When you’re ready to book, go to our website for online bookings, book over the phone or you can complete a booking form (available online or on request by calling us). We accept all major credit and debit cards, or you can pay be cheque.

After booking

You will receive your booking confirmation letter and invoice, which includes extra information and guidance about your travel arrangements.

Full joining instructions, including local emergency numbers and details of how to reach the start point, will be sent to you approximately two to three weeks prior to departure. If you do not receive these at least a week before departure, or require them earlier, please contact our office or your travel agent.

Trip Note validity

These Trip Notes are valid from the “Current as” date on page one. They will occasionally be updated after booking and before departure; if there are any updates that significantly impact the inclusions or itinerary, customers will be written to separately. They will also receive a link to the most up-to-date Trip Notes with their Final Joining Instructions before travelling.

The information in these Trip Notes is given in good faith. Where differences exist between the Trip Notes and our current brochure or website, the Trip Notes supersede the brochure and website. All holidays can be subject to unexpected changes; to enjoy them you should be prepared to be flexible where necessary. Occasionally, it may not be possible to follow the itinerary as planned. This may be for a variety of reasons – climatic, political, physical or other. In these circumstances we will make the best-possible alternative arrangements that maintain the integrity of the original itinerary.

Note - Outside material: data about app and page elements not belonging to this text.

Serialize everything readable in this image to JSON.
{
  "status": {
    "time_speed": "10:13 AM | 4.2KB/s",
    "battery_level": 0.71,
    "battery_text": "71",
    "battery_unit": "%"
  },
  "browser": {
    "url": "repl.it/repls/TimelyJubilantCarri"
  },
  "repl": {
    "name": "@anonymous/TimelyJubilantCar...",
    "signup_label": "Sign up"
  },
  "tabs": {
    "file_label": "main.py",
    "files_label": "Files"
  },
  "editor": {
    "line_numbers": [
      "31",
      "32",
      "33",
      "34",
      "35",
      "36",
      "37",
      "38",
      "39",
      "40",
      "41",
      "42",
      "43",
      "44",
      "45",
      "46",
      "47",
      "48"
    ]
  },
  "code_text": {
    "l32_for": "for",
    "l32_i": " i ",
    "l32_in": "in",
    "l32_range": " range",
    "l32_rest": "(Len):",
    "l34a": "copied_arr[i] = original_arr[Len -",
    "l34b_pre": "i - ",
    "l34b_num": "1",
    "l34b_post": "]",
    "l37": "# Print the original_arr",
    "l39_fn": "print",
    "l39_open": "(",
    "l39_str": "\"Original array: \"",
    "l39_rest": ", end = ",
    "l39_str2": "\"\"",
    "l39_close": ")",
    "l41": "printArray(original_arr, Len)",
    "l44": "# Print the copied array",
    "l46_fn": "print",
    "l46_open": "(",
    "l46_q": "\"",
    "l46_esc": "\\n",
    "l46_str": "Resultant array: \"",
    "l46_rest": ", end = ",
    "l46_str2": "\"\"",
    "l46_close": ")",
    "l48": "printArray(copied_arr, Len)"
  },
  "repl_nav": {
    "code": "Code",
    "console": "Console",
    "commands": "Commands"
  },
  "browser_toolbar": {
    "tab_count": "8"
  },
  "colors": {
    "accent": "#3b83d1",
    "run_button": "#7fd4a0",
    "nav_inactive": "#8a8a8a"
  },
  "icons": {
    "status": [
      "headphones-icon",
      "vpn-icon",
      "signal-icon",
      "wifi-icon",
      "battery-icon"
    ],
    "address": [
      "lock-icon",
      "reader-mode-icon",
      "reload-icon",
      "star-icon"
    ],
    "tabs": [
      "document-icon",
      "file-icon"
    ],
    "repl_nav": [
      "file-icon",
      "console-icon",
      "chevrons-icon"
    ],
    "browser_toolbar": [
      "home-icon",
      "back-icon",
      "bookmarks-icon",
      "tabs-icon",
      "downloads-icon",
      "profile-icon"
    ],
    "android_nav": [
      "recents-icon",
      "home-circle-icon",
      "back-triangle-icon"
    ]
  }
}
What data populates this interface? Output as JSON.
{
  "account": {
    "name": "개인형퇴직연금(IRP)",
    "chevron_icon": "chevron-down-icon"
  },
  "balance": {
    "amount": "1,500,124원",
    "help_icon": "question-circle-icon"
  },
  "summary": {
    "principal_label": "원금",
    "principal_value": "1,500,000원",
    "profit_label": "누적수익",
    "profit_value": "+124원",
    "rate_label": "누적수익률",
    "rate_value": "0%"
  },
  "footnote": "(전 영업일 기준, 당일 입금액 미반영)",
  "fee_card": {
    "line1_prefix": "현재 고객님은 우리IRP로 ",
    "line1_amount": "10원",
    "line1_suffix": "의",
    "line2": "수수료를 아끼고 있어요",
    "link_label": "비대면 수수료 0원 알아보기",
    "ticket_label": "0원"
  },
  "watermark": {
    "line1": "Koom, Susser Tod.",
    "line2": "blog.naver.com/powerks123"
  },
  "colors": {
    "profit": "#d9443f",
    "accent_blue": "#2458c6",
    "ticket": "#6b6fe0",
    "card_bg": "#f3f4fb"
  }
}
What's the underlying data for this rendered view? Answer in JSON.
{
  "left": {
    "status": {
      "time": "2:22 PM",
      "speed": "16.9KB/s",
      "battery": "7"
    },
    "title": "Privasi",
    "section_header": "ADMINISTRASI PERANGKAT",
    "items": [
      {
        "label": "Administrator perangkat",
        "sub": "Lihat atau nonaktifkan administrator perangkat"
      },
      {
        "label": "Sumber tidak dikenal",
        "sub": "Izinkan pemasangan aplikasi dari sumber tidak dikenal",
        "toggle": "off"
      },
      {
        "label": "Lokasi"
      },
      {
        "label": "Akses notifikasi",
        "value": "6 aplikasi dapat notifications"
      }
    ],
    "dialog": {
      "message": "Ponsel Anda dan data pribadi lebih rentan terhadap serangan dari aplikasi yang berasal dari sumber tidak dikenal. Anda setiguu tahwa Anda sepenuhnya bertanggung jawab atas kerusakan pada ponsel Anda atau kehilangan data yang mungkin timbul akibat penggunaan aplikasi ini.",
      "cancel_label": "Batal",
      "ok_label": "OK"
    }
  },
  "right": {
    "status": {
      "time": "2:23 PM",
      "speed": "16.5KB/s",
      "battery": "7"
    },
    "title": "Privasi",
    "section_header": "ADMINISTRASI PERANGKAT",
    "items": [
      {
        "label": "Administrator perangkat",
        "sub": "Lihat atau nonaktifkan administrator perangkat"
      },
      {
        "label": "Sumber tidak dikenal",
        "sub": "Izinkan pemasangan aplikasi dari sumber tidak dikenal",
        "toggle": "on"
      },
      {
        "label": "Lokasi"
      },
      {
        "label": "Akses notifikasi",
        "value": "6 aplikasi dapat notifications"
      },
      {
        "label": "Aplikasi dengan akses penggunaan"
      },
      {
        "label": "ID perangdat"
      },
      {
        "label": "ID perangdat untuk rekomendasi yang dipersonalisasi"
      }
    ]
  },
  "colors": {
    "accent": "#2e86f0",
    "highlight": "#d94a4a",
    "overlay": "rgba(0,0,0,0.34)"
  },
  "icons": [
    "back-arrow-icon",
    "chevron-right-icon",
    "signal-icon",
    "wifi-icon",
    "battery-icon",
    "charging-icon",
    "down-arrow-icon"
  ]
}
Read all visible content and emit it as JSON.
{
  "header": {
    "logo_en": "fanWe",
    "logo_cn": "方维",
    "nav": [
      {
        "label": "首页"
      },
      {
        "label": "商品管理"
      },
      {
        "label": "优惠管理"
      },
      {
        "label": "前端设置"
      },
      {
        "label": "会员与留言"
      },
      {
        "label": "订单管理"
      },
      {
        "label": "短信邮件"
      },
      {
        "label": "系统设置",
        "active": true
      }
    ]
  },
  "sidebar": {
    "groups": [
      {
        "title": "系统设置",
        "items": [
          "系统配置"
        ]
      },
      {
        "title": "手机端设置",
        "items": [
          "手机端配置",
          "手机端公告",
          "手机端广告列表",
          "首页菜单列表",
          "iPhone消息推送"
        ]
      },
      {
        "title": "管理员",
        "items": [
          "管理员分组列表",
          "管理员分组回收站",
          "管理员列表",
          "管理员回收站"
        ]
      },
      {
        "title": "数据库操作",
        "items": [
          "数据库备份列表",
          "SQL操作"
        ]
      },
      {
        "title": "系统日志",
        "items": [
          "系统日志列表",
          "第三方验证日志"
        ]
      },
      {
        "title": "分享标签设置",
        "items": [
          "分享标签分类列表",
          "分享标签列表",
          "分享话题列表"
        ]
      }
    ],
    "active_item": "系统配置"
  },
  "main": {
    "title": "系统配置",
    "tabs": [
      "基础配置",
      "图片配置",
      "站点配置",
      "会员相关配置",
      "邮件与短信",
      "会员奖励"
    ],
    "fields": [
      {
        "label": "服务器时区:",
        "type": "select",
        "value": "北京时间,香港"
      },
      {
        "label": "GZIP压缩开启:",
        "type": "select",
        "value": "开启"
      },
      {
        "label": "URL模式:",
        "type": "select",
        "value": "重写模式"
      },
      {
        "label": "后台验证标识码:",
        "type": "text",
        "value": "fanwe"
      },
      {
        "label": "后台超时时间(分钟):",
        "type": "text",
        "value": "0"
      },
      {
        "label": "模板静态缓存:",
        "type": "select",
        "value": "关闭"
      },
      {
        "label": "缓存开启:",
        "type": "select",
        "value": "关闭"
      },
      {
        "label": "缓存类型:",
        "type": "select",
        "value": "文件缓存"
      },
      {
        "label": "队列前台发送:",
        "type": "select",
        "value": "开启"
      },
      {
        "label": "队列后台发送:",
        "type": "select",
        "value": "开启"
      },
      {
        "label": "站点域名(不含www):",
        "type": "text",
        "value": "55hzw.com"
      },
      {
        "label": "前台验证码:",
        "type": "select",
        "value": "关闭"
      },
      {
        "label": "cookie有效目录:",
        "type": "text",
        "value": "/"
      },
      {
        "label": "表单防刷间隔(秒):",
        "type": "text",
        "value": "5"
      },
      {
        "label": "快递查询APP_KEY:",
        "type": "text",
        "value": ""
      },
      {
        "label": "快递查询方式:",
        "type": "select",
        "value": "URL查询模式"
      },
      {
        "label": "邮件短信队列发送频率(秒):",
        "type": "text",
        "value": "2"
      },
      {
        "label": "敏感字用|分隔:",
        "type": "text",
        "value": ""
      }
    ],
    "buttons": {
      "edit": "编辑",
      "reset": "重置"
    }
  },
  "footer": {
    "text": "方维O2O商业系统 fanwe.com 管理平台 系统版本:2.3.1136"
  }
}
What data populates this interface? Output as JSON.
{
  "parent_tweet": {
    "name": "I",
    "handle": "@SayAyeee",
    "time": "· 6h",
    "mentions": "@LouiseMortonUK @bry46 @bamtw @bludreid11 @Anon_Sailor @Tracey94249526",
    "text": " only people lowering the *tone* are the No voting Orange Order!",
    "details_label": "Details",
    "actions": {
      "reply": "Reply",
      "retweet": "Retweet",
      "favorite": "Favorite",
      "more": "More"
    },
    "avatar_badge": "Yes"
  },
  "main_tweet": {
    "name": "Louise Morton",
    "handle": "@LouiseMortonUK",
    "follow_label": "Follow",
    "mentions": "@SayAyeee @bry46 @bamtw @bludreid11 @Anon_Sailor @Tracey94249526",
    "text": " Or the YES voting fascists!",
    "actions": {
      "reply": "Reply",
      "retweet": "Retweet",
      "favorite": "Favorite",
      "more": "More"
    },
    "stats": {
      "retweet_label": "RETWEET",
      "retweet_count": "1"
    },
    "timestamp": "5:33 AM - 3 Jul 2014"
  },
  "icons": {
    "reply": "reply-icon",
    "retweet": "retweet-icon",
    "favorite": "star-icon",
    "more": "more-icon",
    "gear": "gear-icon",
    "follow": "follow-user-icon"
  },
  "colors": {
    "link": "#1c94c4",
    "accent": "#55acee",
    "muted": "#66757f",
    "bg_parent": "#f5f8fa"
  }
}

Licensing

Exodus is fully licensed and bonded as a tour operator. We hold Air Traffic Organisers Licence (ATOL) number 2582, issued and bonded with the Civil Aviation Authority (CAA). We are also bonded to the International Air Transport Association (IATA) and we are members of the Federation of Tour Operators (FTO) and ABTA – The Travel Association. This means you can book your Exodus holiday with confidence, as all money paid to us for your trip is fully protected.